Wade has reportedly delivered a plethora of personal financial documents to his bosses to prove that he is not a criminal, but that has not been the concern of his LSU handlers. The university’s credibility now rests on the coach’s insistence that pay for play charges against him are bogus.
If Wade survives to coach another game at TigerTown, his stock may be determined the old-fashioned way, by his standing on the court. No LSU basketball coach has enjoyed a more auspicious start than Wade, but his predecessor proved that one bad season is all that is necessary to lose a job in the current climate. Johnny Jones did not have a losing season overall or in the SEC until his fifth and final campaign in which his troops posted a 2-16 league record. Wade now has the unenviable task of recruiting with a cloud hanging over his every move.
LSU has posted 43 NCAA championships in its storied athletic past. Most of those championships occurred when Joe Dean was athletic director.
Here is a list of team titles in the eras of Dean, Skip Bertman and Joe Alleva as LSU athletic director.
Joe Dean 25: Women’s Indoor Track (1987, 1989, 1991, 1993, 1996, 1997) Men’s Outdoor Track (1989, 1990), Women’s Outdoor Track (1989, 1988, 1989, 1990, 1991, 1992, 1993, 1994, 1995, 1996, 1997, 2000), Baseball (1991, 1993, 1996, 1997, 2000).
Skip Bertman 10: Football (2003, 2007), Men’s Indoor Track (2001, 2004), Women’s Indoor Track (2002, 2003, 2004), Men’s Outdoor Track (2002). Women’s Outdoor Track (2003, 2008).
Joe Alleva 3: Men’s Golf (2015), Women’s Outdoor Track (2008), Baseball (2009).
Athletic Directors are often judged by the coaches they secure in major sports.
Here are grades of hires in revenue sports for the last three athletic directors.
Sport Coach Athletic Director who hired Coach Grade
Football Curley Hallman Joe Dean F
Football Gerry DiNardo Joe Dean C
Football Nick Saban Joe Dean A
Football Les Miles Skip Bertman B-
Football Joe Alleva Ed Orgeron B
Basketball John Brady Joe Dean C+
Basketball Trent Johnson Joe Alleva D
Basketball Johnny Jones Joe Alleva C
Basketball Will Wade Joe Alleva C
Baseball Smoke Laval Skip Bertman C
Baseball Paul Mainieri Skip Bertman B+
Woodward has benefitted enormously from opportunities presented in his career by Emmert. Despite his Madison Avenue image, Emmert is more than a bit of the riverboat gambler. This was evident when he opened the vault at Thomas Boyd Hall to accommodate the desires of Saban, who demanded to become the highest paid coach in the land after posting a 34-24-1 record in five years at Michigan State.
Emmert likes the bold stroke and has confided that he has viewed every James Bond movie multiple times. It may take a 007 type leader for LSU to return to its greatness in baseball, retrieve the magic of the Dale Brown years in basketball and stymie Saban’s reign in SEC football.

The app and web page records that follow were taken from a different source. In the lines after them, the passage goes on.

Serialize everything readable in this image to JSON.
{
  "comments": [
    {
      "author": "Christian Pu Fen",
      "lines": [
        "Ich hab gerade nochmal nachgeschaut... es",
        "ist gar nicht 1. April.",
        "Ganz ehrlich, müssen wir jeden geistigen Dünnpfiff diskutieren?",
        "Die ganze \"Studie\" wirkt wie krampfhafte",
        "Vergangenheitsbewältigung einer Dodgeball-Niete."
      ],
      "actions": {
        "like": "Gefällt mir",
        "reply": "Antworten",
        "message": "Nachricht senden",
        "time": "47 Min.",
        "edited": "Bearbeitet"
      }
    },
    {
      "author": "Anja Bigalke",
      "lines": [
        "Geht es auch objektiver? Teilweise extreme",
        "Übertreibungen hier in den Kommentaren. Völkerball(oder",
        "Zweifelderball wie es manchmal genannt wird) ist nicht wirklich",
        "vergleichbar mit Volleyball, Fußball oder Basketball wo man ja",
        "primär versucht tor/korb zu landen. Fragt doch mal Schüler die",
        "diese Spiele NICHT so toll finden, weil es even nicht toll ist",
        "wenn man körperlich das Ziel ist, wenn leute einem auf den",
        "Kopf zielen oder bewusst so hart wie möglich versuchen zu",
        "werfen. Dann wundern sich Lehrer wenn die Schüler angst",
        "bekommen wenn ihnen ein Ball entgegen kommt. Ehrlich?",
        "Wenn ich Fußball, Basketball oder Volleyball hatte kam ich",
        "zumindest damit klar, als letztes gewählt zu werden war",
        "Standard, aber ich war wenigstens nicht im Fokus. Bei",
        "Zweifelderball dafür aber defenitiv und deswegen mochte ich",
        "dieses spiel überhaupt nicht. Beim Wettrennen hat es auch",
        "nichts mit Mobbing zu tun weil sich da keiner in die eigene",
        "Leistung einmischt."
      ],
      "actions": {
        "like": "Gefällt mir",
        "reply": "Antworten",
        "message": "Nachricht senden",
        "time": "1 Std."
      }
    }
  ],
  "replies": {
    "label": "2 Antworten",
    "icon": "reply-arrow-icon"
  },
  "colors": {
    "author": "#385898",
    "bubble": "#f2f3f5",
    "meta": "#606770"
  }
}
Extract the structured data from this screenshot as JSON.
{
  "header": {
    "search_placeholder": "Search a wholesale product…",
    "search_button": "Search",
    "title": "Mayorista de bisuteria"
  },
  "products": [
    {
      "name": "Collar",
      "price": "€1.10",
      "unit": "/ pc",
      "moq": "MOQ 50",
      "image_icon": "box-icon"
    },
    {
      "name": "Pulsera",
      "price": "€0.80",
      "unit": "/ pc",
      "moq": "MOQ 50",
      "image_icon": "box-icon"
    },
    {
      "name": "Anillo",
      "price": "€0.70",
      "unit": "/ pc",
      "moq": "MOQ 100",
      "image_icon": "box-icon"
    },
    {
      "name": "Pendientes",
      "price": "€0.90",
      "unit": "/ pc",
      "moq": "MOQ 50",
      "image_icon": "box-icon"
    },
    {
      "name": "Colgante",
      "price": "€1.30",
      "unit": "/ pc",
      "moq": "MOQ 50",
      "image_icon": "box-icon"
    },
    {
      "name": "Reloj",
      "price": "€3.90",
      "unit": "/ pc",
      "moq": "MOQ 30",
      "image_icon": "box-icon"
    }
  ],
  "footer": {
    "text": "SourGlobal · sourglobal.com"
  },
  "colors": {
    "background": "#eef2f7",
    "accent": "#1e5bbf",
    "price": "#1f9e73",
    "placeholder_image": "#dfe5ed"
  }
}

Woodward has a blueprint with an unlimited budget to accomplish his mission. Dean was always looking to save a dollar, but do not expect Woodward to operate on the cheap.
The good news is that LSU will likely never endure another period of eight losing football seasons in eleven years. The bad news is that if it were ever to occur again, the collapse would break the Ole War Skule.
Joe Dean may have been officially the Athletic Director, but as I recall he was against firing Curley Hallman and hiring Nick Saban. It was Mark Emmert who pulled the trigger on that one.